- ABOUT US
By Karlie Tipton
December 28, 2011
I know Temple Houston more intimately than I thought I ever would, especially considering he is a somewhat obscure Oklahoman who died more than a hundred years ago. From his legendary skill with a pistol to his prolific career in Indian Territory as a defender of the innocent—and sometimes the guilty—I know Temple’s life story as well as my own grandparents’. In fact, I just about have the entire Soiled Dove Plea memorized. If you have no idea what the Soiled Dove Plea is, don’t worry. Many Oklahomans don’t. This abundance of knowledge regarding all things Temple Houston, Quanah Parker, and a host of other Oklahoma matters is the burden I bear as the editorial assistant of the official state magazine.
I can thank the rigorous factchecking process at Oklahoma Today for that. As our editor, Steffie Corcoran, says, “We must have a zeal for getting it right.” That “it” refers not just to the facts but the nuances writers and editors use, the context in which things are presented, and everything else you might never think of.
For instance, in the upcoming film issue, on newsstands tomorrow, in the original version of my story about the town of Wakita, I mentioned how the producers of the movie Twister destroyed much of the town and then paid to have to have it restored. One might infer that Steven Spielberg himself operated a backhoe and bulldozer to spruce the place up, but, of course, that was not the case. The text was changed slightly so that there was no ambiguity. I may have screwed up the facts – obviously we need to get things right.
And sometimes, we’re just wrong the first time around. Associate editor Megan Rossman, who is almost always spot on, wrote in the theater portfolio about Miami’s Coleman Theatre having a “2,000-pound Italian chandelier, with 260 custom-made, color changing bulbs and 6,500 yards of crystal beads.” All of that is accurate, except for a few thousand extra strands of beads—the chandelier, pictured on page 63 of the January/February issue in a stunning photograph by John Jernigan, actually has 65 yards. But I would have never known that if I hadn’t done my research.
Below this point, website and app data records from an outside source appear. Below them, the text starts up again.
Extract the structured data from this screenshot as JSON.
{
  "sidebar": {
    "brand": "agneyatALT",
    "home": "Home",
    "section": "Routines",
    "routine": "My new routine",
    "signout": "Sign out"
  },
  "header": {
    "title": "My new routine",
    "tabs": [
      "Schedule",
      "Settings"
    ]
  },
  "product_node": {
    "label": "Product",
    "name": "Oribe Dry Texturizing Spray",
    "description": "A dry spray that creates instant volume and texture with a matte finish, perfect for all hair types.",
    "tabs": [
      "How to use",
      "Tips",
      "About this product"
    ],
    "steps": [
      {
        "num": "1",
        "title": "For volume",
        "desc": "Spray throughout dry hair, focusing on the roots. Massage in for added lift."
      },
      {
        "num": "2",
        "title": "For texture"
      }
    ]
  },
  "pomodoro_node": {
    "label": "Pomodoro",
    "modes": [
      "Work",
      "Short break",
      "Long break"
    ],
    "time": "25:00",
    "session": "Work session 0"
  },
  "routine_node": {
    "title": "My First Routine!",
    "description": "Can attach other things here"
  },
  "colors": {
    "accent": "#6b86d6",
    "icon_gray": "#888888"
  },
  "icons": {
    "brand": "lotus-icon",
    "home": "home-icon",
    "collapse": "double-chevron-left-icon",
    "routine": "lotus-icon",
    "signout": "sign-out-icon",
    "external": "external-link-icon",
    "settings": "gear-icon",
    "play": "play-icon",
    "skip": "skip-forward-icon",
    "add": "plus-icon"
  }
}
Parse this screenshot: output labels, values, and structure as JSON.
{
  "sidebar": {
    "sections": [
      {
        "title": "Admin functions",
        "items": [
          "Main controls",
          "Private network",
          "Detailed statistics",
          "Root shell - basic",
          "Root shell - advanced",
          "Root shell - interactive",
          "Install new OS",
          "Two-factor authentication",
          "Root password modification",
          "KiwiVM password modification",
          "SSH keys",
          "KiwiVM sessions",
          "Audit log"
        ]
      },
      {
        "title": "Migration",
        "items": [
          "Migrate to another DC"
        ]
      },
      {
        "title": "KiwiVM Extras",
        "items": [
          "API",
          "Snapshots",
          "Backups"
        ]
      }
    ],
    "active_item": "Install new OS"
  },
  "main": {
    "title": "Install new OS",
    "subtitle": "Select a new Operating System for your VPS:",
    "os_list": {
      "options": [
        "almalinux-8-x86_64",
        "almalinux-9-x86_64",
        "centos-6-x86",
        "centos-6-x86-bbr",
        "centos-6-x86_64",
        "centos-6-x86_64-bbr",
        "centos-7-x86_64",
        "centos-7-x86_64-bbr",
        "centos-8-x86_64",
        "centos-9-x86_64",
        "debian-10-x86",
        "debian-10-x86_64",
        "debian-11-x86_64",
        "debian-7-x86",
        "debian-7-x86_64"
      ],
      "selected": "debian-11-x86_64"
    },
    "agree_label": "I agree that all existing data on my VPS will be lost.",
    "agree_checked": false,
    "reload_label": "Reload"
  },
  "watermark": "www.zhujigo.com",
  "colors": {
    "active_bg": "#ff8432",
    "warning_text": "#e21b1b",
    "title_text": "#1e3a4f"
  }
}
That research might include reading a dozen newspaper articles, a couple books, making a dozen phone calls, and spending hours searching online. It can be tiring, double-checking to make absolutely sure that Temple Houston did in fact have “piercing gray”—not “icy blue”—eyes, but our writers deserve their work to be as accurate as possible, and our readers deserve to get the real story about their state. Obviously, we are human, so there will always be a margin of error, but the Oklahoma Today staff members strive to make sure that margin is as small as possible. My New Year’s resolution for this upcoming year is to be able to say every day I come to work, “Now I know, and knowing is half the battle.”